With Summer drawing to a close, many of us are returning to school and work. It can be easy to let healthy habits slip as we get back into our busy routines. One of the healthy habits that we wanted to focus on for this week’s blog is fruit/vegetable intake. We know that eating vegetables and fruits can be helpful for preventing cancer and we now have new research showing that a high intake of vegetables and fruit can be helpful for cancer survivors as well.
The latest evidence shows that people with ovarian cancer who ate more than 5 servings of vegetables and fruit per day had improved longevity. Similarly, a higher vegetable intake can enhance longevity among those with head and neck cancer as well. Those with oral or oropharynx cancer eating a high amount of veggies also had a reduced risk of recurrence!
Interestingly enough, green-yellow and cruciferous vegetables may be the most protective when it comes to reducing the risk of cancer development. Some examples of these types of veggies include:
- Green/yellow bell peppers
Based on the above study, here are some specific nutrition recommendations for improved longevity for different cancer types:
- Gastric and prostate cancer: 1-2 servings per day of raw vegetables
- Colorectal cancer: 1 serving of leafy green vegetables/day
- Breast cancer: consume higher fibre foods on a daily basis such as vegetables, fruits and whole grains
When it comes to fruits, aim for oranges, lemons and lime as these may be beneficial in the setting of several cancers.
Note that a serving of vegetables is usually a 1/2 cup, except for leafy greens, where 1 serving is 1 cup. For fruits, the serving size would be one medium piece (about the size of your fist) or 1/2 cup cut up.
Overall, there is benefit across a number of cancer types with increased vegetable and fruit intake. Here at the CCNM Integrative Cancer Centre, we will be running a four week online nutrition program beginning Wednesday September 23rd, from 7:30pm to 8:30pm. During this series, we will discuss nutrition tips for people with cancer and creative ways to eat the rainbow.
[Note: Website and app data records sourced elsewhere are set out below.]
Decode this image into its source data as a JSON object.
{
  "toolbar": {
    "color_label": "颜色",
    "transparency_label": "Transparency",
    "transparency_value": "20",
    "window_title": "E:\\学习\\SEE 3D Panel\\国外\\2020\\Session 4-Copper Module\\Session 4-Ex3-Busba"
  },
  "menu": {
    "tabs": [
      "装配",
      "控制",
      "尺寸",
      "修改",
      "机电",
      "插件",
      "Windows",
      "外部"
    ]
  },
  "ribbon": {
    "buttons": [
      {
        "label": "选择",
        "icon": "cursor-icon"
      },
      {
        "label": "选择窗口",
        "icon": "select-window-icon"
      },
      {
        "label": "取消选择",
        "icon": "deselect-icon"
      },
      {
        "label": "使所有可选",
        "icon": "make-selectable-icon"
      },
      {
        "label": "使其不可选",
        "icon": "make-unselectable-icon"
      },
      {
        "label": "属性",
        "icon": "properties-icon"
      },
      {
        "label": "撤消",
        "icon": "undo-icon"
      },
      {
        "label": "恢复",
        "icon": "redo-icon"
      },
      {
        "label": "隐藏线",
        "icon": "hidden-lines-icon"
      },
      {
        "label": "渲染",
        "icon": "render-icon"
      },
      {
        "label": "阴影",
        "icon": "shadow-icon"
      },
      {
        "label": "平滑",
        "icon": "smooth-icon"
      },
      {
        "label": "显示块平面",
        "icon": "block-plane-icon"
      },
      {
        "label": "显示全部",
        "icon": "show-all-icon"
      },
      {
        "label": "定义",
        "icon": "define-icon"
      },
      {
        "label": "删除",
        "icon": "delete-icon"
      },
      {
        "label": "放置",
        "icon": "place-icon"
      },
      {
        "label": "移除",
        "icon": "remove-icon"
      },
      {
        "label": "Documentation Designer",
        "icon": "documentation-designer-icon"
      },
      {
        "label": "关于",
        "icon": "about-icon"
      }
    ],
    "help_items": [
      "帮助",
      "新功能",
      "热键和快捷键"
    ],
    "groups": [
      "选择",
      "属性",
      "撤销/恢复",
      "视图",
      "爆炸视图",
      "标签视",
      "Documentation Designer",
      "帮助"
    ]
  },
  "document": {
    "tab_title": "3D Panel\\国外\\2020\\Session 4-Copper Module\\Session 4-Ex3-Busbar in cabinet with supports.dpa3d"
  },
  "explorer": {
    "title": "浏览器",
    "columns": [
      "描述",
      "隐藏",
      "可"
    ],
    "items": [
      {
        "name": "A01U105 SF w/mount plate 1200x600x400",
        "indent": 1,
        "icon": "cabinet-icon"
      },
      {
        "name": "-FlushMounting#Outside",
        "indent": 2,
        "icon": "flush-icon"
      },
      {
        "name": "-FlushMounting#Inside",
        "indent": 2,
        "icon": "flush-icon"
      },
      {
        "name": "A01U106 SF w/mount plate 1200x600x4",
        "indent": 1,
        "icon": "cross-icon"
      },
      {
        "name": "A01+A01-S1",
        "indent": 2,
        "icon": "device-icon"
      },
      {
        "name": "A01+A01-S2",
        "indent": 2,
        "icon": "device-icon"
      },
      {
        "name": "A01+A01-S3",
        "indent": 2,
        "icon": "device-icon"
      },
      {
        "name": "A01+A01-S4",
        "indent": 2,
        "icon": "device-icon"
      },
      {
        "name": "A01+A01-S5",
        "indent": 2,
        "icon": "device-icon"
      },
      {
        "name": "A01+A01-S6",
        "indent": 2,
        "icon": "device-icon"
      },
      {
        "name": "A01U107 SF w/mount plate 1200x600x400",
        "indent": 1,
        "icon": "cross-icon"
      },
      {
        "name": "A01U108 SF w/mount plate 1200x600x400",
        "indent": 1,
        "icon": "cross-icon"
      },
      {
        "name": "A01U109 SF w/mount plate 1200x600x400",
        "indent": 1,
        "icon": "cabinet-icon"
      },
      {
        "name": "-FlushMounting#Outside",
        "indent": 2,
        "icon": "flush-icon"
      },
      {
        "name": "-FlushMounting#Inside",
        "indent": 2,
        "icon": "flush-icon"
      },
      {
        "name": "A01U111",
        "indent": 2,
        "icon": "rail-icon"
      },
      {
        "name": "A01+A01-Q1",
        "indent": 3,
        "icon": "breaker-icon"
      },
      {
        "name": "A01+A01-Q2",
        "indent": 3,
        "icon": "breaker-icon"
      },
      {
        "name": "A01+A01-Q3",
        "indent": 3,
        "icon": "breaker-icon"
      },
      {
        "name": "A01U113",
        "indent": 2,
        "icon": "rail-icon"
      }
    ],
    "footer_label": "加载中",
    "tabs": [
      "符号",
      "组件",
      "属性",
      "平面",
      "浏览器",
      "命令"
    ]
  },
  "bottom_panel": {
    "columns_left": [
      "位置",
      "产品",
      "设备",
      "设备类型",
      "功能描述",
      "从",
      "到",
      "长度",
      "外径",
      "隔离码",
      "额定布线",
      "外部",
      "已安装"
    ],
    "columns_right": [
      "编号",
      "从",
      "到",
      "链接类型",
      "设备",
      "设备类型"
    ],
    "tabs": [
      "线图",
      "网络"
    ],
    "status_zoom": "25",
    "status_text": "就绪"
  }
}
To register, visit our website at www.ccnmicc.ca.
Looking forward to seeing you there!
Author: Dr. Sukriti Bhardwaj, ND
CCNM Integrative Cancer Centre Resident